Task objective
Below is a set of records, and all of them should be retyped exactly, minus the pictures.

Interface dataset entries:

···

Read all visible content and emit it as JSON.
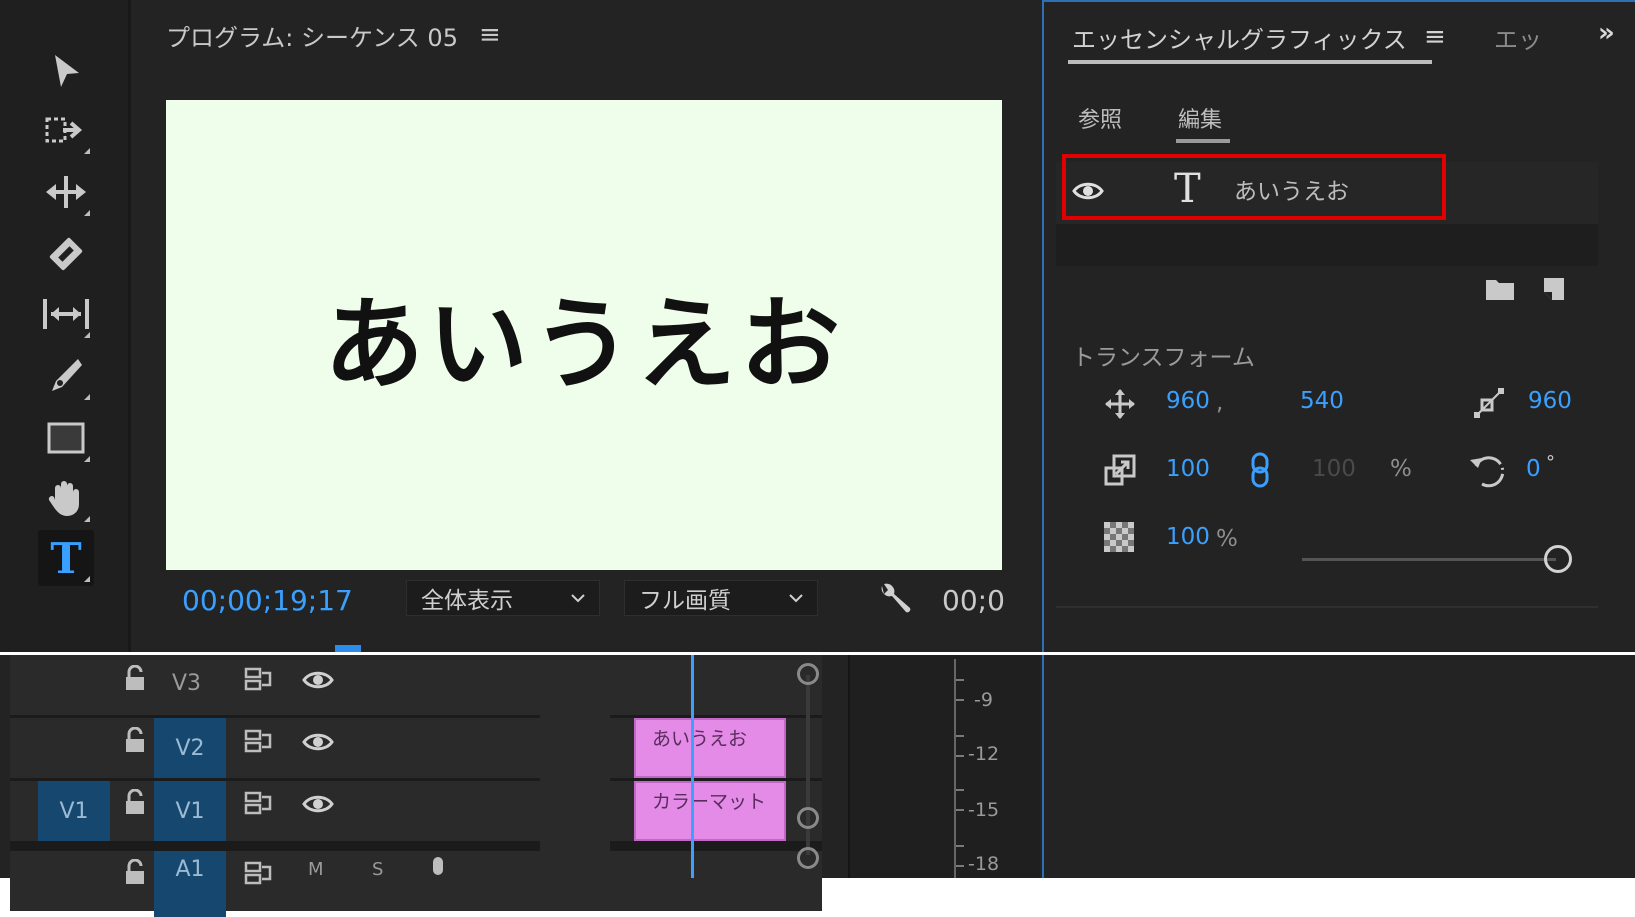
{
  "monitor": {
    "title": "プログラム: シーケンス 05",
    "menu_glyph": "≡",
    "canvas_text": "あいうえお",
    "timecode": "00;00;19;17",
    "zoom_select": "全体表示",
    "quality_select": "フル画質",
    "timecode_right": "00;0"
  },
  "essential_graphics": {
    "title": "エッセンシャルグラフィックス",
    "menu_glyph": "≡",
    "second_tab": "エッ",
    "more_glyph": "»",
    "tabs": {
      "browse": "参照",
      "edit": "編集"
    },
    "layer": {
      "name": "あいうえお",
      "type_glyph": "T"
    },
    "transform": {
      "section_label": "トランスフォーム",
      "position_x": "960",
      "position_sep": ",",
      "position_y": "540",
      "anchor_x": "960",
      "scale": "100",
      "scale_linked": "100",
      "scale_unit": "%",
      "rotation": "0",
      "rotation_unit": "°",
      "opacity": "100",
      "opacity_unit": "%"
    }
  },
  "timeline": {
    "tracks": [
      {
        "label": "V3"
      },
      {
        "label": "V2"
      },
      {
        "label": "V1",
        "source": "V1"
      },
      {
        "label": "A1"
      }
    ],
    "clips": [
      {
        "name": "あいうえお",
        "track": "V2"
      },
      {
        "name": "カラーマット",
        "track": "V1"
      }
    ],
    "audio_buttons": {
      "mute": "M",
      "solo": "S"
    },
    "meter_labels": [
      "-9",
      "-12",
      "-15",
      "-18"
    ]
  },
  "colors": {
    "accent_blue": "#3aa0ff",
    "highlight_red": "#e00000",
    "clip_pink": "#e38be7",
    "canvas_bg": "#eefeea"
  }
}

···

Result of the exercise
Read all visible content and emit it as JSON.
{
  "monitor": {
    "title": "プログラム: シーケンス 05",
    "menu_glyph": "≡",
    "canvas_text": "あいうえお",
    "timecode": "00;00;19;17",
    "zoom_select": "全体表示",
    "quality_select": "フル画質",
    "timecode_right": "00;0"
  },
  "essential_graphics": {
    "title": "エッセンシャルグラフィックス",
    "menu_glyph": "≡",
    "second_tab": "エッ",
    "more_glyph": "»",
    "tabs": {
      "browse": "参照",
      "edit": "編集"
    },
    "layer": {
      "name": "あいうえお",
      "type_glyph": "T"
    },
    "transform": {
      "section_label": "トランスフォーム",
      "position_x": "960",
      "position_sep": ",",
      "position_y": "540",
      "anchor_x": "960",
      "scale": "100",
      "scale_linked": "100",
      "scale_unit": "%",
      "rotation": "0",
      "rotation_unit": "°",
      "opacity": "100",
      "opacity_unit": "%"
    }
  },
  "timeline": {
    "tracks": [
      {
        "label": "V3"
      },
      {
        "label": "V2"
      },
      {
        "label": "V1",
        "source": "V1"
      },
      {
        "label": "A1"
      }
    ],
    "clips": [
      {
        "name": "あいうえお",
        "track": "V2"
      },
      {
        "name": "カラーマット",
        "track": "V1"
      }
    ],
    "audio_buttons": {
      "mute": "M",
      "solo": "S"
    },
    "meter_labels": [
      "-9",
      "-12",
      "-15",
      "-18"
    ]
  },
  "colors": {
    "accent_blue": "#3aa0ff",
    "highlight_red": "#e00000",
    "clip_pink": "#e38be7",
    "canvas_bg": "#eefeea"
  }
}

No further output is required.